In the last decade, specific IgE testing has expanded from using only standardised extracts of allergen sources to more precisely defined purified natural or recombinant allergens. This gives the allergist access to knowledge of the identity of allergenic molecules recognised by specific IgE; are they members of one large Pan allergen group like PR-10 allergens with Bet v1 as an important member, that gives rise to oral allergy syndrome, or is the allergen specific for one particular species (like Fel d1, the major cat allergen) and unlikely to ever cross-react? Allergen-based diagnosis will have an impact on diagnosis of food allergy, and allergies with discordance between clinical history and specific IgE data. We can hope that the regulatory authorities devise methods to develop reagents for immunotherapy that can match the diagnostic potential of this technology.

The 3rd International Symposium on Molecular Allergy, ISMA, was held in April 2008 in Salzburg, Austria, and Markus Ollert, Stephan Vieths and Adriano Mari will arrange the fourth ISMA as an EAACI Mini-Congress on 29-31 October 2010 in Munich, Germany. The symposium will cover aspects of allergenic molecules with an emphasis on the transition from complex extracts to molecular entities. International top experts will address topics covering structural, allergenic and diagnostic aspects of molecular Allergology. Furthermore, contributions on application of other technologies like microtechnologies and Information Technologies will be discussed during the meeting.

Whilst measuring specific IgE is a step in the right direction, we still only measure one interaction between IgE and an allergen, whilst an allergic response requires two simultaneous interactions of allergen with IgE on the same effector cell. This is simulated in the ex vivo tests based on basophil granulocytes.

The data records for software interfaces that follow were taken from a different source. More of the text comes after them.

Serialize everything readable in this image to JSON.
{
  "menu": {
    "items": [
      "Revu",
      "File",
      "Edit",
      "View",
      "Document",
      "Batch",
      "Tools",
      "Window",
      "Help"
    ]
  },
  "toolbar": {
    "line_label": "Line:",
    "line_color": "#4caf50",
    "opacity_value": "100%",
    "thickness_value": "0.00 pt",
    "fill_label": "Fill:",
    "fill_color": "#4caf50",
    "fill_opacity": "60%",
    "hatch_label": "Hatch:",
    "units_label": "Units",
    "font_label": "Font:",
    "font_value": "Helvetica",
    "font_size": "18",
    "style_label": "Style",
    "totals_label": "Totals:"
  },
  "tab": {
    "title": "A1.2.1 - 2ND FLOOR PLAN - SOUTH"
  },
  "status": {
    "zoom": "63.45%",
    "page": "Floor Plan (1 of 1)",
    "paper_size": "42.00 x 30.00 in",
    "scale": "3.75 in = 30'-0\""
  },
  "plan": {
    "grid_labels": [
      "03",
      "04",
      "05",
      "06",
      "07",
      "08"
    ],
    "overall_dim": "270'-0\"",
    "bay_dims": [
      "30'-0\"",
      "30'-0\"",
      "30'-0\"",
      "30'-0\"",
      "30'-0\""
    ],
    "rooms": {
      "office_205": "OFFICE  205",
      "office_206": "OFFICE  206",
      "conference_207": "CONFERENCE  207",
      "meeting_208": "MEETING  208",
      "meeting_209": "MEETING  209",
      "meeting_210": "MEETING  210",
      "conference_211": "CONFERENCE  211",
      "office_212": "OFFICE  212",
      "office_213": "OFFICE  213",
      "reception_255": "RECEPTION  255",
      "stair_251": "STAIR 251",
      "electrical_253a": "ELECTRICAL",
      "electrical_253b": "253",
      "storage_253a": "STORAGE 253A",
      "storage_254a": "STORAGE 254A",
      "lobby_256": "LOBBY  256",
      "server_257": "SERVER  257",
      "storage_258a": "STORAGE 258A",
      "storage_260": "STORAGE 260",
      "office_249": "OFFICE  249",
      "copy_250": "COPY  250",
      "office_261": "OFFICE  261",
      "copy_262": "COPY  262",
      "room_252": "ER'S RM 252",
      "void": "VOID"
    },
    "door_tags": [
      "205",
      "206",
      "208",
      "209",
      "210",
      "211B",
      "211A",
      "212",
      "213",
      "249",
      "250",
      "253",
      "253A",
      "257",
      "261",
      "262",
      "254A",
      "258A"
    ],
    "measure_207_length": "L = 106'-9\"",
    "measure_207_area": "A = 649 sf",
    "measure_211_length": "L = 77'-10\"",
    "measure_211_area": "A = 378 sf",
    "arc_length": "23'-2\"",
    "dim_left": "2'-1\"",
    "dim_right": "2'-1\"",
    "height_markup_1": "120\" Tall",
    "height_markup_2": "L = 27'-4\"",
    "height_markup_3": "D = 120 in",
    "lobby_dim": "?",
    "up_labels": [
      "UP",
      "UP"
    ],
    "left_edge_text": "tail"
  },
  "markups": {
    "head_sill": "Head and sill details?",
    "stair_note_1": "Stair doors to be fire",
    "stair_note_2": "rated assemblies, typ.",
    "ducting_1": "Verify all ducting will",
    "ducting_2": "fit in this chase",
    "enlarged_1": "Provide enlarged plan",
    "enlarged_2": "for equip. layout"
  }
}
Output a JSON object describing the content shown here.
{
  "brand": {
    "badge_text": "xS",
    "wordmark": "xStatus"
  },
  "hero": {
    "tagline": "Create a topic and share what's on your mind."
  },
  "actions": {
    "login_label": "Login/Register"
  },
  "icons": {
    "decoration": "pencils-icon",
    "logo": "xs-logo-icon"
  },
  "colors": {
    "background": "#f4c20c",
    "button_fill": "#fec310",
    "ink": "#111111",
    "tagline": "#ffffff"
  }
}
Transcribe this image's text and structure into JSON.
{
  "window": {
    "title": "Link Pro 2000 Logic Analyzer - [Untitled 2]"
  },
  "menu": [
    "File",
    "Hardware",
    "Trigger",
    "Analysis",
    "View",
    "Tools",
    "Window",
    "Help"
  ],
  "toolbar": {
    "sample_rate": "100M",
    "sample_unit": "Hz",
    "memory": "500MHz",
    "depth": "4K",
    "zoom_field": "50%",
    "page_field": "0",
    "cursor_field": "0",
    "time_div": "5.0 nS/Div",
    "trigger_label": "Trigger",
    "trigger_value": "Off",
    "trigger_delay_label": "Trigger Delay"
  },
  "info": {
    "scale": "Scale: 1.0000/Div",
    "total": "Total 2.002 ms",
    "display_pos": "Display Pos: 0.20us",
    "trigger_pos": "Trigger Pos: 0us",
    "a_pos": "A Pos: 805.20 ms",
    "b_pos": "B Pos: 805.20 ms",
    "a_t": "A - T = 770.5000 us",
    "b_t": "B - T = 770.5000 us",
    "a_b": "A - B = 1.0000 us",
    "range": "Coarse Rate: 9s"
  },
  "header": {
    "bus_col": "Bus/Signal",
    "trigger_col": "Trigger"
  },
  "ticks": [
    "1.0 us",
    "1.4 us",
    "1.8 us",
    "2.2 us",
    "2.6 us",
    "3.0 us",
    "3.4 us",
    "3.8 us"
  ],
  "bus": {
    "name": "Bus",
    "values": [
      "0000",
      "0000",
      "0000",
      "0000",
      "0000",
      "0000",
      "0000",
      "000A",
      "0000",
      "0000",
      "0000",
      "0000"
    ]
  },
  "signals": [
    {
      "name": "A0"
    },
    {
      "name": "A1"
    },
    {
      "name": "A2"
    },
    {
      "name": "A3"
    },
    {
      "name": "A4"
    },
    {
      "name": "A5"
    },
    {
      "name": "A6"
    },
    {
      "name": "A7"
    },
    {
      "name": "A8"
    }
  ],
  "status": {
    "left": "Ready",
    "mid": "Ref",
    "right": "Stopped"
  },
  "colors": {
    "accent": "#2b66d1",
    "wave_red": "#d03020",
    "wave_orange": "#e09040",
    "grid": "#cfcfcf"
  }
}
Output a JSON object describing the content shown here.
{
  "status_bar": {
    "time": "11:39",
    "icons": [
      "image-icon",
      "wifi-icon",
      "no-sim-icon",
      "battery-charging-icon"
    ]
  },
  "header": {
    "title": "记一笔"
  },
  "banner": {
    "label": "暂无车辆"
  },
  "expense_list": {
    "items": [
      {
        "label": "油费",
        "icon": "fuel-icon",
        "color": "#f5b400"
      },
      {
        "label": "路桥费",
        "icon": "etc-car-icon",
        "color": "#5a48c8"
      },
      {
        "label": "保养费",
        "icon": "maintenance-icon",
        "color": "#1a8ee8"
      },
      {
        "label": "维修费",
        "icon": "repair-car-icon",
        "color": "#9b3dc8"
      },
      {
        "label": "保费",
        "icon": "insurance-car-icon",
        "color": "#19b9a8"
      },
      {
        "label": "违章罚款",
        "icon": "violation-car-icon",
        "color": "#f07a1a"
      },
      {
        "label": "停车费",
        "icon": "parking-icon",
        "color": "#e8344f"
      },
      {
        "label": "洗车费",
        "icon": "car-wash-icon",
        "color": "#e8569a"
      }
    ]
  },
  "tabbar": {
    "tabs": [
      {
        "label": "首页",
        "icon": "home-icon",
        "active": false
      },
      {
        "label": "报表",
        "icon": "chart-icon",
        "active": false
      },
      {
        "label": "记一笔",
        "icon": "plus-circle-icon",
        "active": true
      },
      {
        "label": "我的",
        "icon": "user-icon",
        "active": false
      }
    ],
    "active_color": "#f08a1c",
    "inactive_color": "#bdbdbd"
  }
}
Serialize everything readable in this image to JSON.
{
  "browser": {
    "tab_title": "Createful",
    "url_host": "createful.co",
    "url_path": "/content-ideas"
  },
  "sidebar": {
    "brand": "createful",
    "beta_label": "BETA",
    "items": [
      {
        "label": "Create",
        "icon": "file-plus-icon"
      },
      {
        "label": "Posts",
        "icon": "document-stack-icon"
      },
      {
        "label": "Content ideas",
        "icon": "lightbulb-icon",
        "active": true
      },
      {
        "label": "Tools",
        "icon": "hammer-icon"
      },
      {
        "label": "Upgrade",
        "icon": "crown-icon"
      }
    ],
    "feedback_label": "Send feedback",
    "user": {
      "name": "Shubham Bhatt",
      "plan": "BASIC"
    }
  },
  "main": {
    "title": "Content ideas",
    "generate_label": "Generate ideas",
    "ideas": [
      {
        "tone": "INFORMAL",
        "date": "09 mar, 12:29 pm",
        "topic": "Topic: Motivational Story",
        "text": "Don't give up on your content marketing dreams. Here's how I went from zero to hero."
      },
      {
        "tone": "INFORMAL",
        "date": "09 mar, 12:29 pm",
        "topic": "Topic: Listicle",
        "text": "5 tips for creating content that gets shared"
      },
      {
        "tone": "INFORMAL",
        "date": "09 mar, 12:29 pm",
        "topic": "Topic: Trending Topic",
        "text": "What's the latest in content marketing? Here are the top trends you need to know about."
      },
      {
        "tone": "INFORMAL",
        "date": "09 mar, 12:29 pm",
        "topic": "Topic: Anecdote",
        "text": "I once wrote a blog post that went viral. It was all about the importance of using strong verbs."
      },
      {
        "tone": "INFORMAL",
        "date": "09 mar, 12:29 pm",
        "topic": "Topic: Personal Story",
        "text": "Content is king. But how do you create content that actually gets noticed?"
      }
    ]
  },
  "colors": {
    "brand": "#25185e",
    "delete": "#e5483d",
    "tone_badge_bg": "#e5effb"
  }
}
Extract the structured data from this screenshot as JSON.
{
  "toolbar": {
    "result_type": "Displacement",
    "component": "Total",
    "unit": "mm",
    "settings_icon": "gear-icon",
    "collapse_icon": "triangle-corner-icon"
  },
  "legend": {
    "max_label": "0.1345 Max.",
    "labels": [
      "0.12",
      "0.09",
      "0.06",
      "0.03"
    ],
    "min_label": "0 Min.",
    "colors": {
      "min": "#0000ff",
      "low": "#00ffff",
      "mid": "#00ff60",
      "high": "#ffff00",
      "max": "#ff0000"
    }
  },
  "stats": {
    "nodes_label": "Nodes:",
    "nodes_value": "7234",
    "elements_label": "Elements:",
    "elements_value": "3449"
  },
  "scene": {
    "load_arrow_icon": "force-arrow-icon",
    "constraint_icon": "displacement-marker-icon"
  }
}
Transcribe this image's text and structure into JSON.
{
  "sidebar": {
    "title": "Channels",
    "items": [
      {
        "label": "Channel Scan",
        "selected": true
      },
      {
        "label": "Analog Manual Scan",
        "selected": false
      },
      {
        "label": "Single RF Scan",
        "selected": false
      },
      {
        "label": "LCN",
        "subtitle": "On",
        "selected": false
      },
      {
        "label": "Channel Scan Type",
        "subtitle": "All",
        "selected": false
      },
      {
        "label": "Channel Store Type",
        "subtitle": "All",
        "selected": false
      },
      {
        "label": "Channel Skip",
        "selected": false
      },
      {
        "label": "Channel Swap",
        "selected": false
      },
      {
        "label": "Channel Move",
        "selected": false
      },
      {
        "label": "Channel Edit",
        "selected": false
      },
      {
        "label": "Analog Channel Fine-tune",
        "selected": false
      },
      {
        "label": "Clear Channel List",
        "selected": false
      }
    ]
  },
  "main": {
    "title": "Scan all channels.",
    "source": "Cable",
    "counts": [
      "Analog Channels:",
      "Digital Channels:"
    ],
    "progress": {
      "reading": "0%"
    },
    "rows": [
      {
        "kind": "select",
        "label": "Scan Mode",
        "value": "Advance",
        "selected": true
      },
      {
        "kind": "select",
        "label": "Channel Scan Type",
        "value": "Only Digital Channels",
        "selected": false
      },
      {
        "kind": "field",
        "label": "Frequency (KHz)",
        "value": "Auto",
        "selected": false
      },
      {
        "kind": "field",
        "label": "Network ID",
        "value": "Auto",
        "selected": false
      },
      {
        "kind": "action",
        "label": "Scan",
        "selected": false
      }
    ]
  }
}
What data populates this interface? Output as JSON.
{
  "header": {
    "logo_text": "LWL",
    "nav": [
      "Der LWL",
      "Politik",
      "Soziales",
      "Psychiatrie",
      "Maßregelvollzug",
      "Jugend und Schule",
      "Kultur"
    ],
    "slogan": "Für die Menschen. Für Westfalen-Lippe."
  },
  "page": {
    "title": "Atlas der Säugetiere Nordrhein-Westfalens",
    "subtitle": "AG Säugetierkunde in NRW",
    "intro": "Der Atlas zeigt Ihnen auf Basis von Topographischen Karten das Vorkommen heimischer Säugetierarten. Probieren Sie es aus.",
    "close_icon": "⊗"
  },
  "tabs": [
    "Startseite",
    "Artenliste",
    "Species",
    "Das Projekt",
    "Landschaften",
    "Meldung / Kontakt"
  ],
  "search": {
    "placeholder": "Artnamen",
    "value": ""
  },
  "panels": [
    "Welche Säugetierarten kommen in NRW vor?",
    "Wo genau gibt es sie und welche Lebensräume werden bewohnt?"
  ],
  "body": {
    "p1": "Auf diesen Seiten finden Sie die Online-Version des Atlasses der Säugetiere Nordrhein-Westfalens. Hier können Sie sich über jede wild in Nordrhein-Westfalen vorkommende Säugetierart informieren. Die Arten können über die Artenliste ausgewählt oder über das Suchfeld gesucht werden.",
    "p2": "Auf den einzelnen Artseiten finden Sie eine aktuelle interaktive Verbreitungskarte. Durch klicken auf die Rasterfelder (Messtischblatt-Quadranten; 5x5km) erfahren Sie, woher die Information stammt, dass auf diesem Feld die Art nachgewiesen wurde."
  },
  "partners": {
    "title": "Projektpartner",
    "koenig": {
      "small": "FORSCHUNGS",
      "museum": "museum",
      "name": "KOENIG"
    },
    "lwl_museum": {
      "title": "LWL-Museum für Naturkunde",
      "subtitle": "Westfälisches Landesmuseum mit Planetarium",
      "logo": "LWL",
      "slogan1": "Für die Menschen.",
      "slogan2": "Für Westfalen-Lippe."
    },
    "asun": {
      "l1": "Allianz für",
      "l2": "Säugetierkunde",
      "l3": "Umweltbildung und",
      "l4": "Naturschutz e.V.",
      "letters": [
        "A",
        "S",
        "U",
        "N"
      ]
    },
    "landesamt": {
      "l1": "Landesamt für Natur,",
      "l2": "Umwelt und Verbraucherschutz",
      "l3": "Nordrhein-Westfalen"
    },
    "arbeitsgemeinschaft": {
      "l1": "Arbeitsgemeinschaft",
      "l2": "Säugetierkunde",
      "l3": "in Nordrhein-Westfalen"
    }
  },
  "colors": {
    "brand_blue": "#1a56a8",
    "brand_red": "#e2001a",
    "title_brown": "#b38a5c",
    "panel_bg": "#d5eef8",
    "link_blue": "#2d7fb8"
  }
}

Edward Knol and IngeTerstappen arranged the fourth EuroBAT meeting on 19-21 September in Rotterdam, NL, with 67 participants from 17 countries together with the ENDA meeting. Preliminary reports of a European collaboration, and application of the BAT in food & drug allergy (no, this is not the new FDA), and insect sting allergy were the major topics of the meeting. Two invited lectures on basic basophil biology broadened the horizon of the participants beyond p-values in clinical trials. The basophil activation group is really divided into the camp that wants to develop the best ex vivo test, and the group that is willing to use a little more time, and explore the responsiveness of the basophil more thoroughly. No doubt, the truth is that both approaches are valid, but are useful in different scenarios.

Bernadette Eberlein and an international group of BAT enthusiasts will arrange the fifth EuroBAT will be held 31.10 – 1.11. 2010 in Munich, Germany, just after the ISMA 2010. See the programme on

We look forward to meeting you at the EAACI Meeting in London – attend our business meeting on Tuesday, 8 June 2010 at 13:30 – 15:00 to meet people you share an interest with, and get involved!

Hans Jurgen Hoffmann, Denmark
Adriano Mari, Italy
Markus Ollert, Germany

Last updated 28 July 2014